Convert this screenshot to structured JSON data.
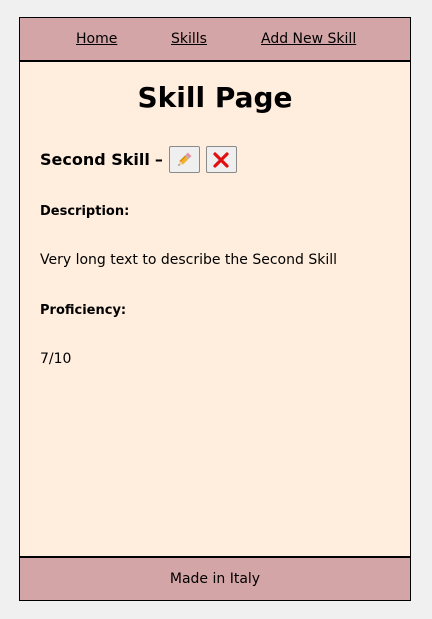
{
  "nav": {
    "home": "Home",
    "skills": "Skills",
    "add_new_skill": "Add New Skill"
  },
  "page": {
    "title": "Skill Page"
  },
  "skill": {
    "name": "Second Skill",
    "separator": "–",
    "edit_icon": "pencil-icon",
    "delete_icon": "red-x-icon",
    "description_label": "Description:",
    "description": "Very long text to describe the Second Skill",
    "proficiency_label": "Proficiency:",
    "proficiency": "7/10"
  },
  "footer": {
    "text": "Made in Italy"
  },
  "colors": {
    "bar_background": "#d4a5a6",
    "page_background": "#ffeddd",
    "delete_red": "#e01010"
  }
}
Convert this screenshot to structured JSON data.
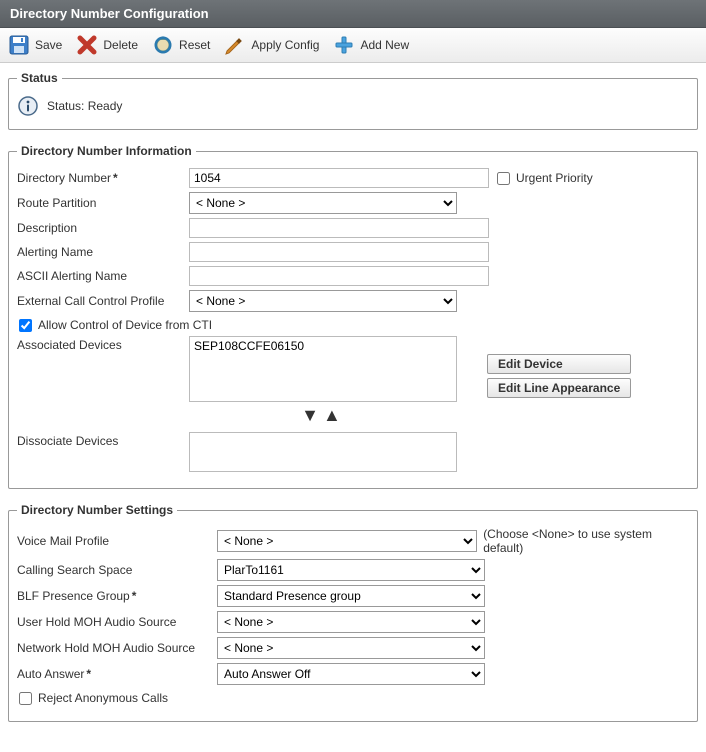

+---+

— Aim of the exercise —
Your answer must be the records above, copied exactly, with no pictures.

— Worked solution —
Convert this screenshot to structured JSON data.
{
  "nav": {
    "home": "Home",
    "skills": "Skills",
    "add_new_skill": "Add New Skill"
  },
  "page": {
    "title": "Skill Page"
  },
  "skill": {
    "name": "Second Skill",
    "separator": "–",
    "edit_icon": "pencil-icon",
    "delete_icon": "red-x-icon",
    "description_label": "Description:",
    "description": "Very long text to describe the Second Skill",
    "proficiency_label": "Proficiency:",
    "proficiency": "7/10"
  },
  "footer": {
    "text": "Made in Italy"
  },
  "colors": {
    "bar_background": "#d4a5a6",
    "page_background": "#ffeddd",
    "delete_red": "#e01010"
  }
}
Convert this screenshot to structured JSON data.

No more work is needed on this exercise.